Understanding the Basics of the RDSP


The Registered Disability Savings Plan (RDSP) is a Canada-wide registered matched savings plan specifically for Canadians with disabilities.

Here are some basics:

  • For every $1 put in an RDSP account, the federal government can (if your family income is below $87,123) match with up to $3! This is the Canada Disability Savings Grant.
  • For people living on a low-income (less than $25,356), the federal government will put in $1000 each year for 20 years! This is the Canada Disability Savings Bond.
  • For people living on an income between $25,356 – $43,561, they can still receive a partial bond.
  • Anyone can contribute to someone’s RDSP (friends, neighbours, family members, etc). It gives people who want to help a way to do so!
  • There is a lifetime contribution limit of $200,000, which can be made up of a few large payments or a series of small ones.
  • People with disabilities can choose what to do with the money when it comes out – there are no restrictions on how the money can be spent!

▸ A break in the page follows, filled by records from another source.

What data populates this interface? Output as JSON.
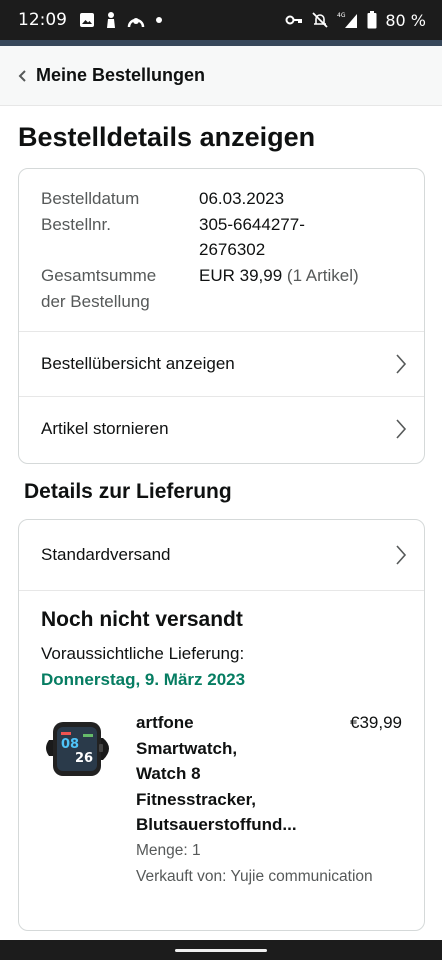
{
  "status_bar": {
    "time": "12:09",
    "battery": "80 %",
    "network": "4G",
    "icons_left": [
      "gallery-icon",
      "person-icon",
      "app-icon",
      "dot-icon"
    ],
    "icons_right": [
      "key-icon",
      "bell-muted-icon",
      "signal-icon",
      "battery-icon"
    ]
  },
  "header": {
    "back_label": "Meine Bestellungen"
  },
  "page_title": "Bestelldetails anzeigen",
  "order_summary": {
    "date_label": "Bestelldatum",
    "date_value": "06.03.2023",
    "number_label": "Bestellnr.",
    "number_value_line1": "305-6644277-",
    "number_value_line2": "2676302",
    "total_label_line1": "Gesamtsumme",
    "total_label_line2": "der Bestellung",
    "total_value": "EUR 39,99",
    "total_items": "(1 Artikel)"
  },
  "links": {
    "overview": "Bestellübersicht anzeigen",
    "cancel": "Artikel stornieren"
  },
  "delivery": {
    "section_title": "Details zur Lieferung",
    "shipping_method": "Standardversand",
    "status": "Noch nicht versandt",
    "expected_label": "Voraussichtliche Lieferung:",
    "expected_date": "Donnerstag, 9. März 2023",
    "date_color": "#067d62"
  },
  "product": {
    "name_lines": [
      "artfone",
      "Smartwatch,",
      "Watch 8",
      "Fitnesstracker,",
      "Blutsauerstoffund..."
    ],
    "price": "€39,99",
    "quantity": "Menge: 1",
    "seller": "Verkauft von: Yujie communication",
    "watch_time_h": "08",
    "watch_time_m": "26"
  }
}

The RDSP is exempt from most provincial disability and income assistance benefits. It does not get clawed back and it does not reduce disability benefits payments.

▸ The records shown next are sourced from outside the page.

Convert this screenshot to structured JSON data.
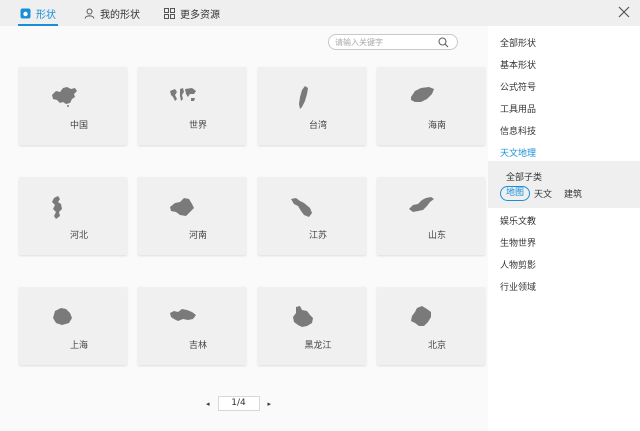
{
  "tabs": [
    {
      "label": "形状",
      "active": true
    },
    {
      "label": "我的形状",
      "active": false
    },
    {
      "label": "更多资源",
      "active": false
    }
  ],
  "search": {
    "placeholder": "请输入关键字",
    "value": ""
  },
  "cards": [
    {
      "label": "中国"
    },
    {
      "label": "世界"
    },
    {
      "label": "台湾"
    },
    {
      "label": "海南"
    },
    {
      "label": "河北"
    },
    {
      "label": "河南"
    },
    {
      "label": "江苏"
    },
    {
      "label": "山东"
    },
    {
      "label": "上海"
    },
    {
      "label": "吉林"
    },
    {
      "label": "黑龙江"
    },
    {
      "label": "北京"
    }
  ],
  "pagination": {
    "prev": "◂",
    "current": "1/4",
    "next": "▸"
  },
  "sidebar": {
    "categories_top": [
      "全部形状",
      "基本形状",
      "公式符号",
      "工具用品",
      "信息科技",
      "天文地理"
    ],
    "active_category": "天文地理",
    "sub": {
      "title": "全部子类",
      "items": [
        "地图",
        "天文",
        "建筑"
      ],
      "selected": "地图"
    },
    "categories_bottom": [
      "娱乐文教",
      "生物世界",
      "人物剪影",
      "行业领域"
    ]
  },
  "colors": {
    "accent": "#1a8fd8",
    "shape": "#7a7a7a"
  }
}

Click here to find out how your province treats the RDSP.


If the parents of a baby born with a disability today contribute $1,500 a year to her RDSP for the next twenty years, the combination of matching grants, savings bond and compound interest will see her RDSP grow to about $250,000 by her thirtieth birthday. If she doesn’t withdraw it all at once, her RDSP will become worth more than half a million dollars over her lifetime.

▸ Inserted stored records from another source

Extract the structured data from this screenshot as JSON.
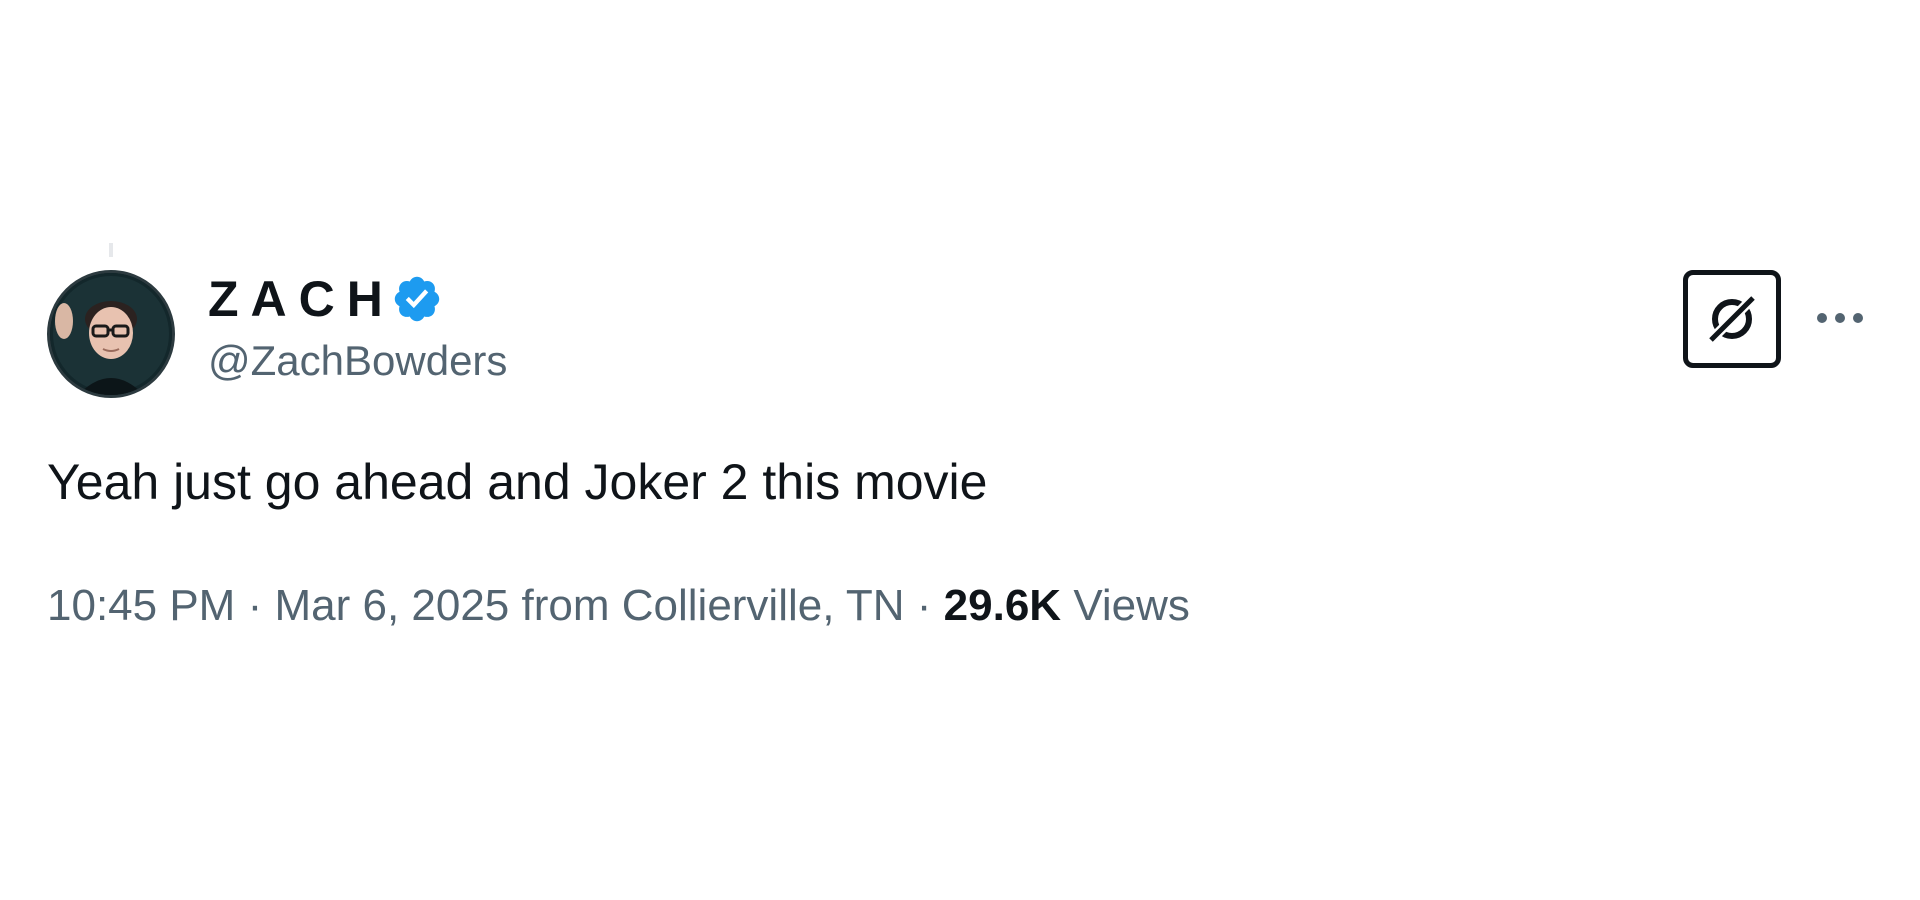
{
  "author": {
    "display_name": "ZACH",
    "handle": "@ZachBowders",
    "verified": true,
    "verified_color": "#1d9bf0",
    "avatar_icon": "profile-photo"
  },
  "tweet": {
    "text": "Yeah just go ahead and Joker 2 this movie"
  },
  "meta": {
    "time": "10:45 PM",
    "separator": "·",
    "date": "Mar 6, 2025",
    "location": "from Collierville, TN",
    "views_count": "29.6K",
    "views_label": "Views"
  },
  "actions": {
    "grok_icon": "grok-icon",
    "more_icon": "more-options-icon"
  },
  "colors": {
    "text_primary": "#0f1419",
    "text_secondary": "#536471",
    "background": "#ffffff"
  }
}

That’s based on a total family contribution over twenty years of $30,000, or a little more than four dollars a day – the cost of a Tim Horton’s double-double and a doughnut.

For more information on the RDSP visit rdsp.com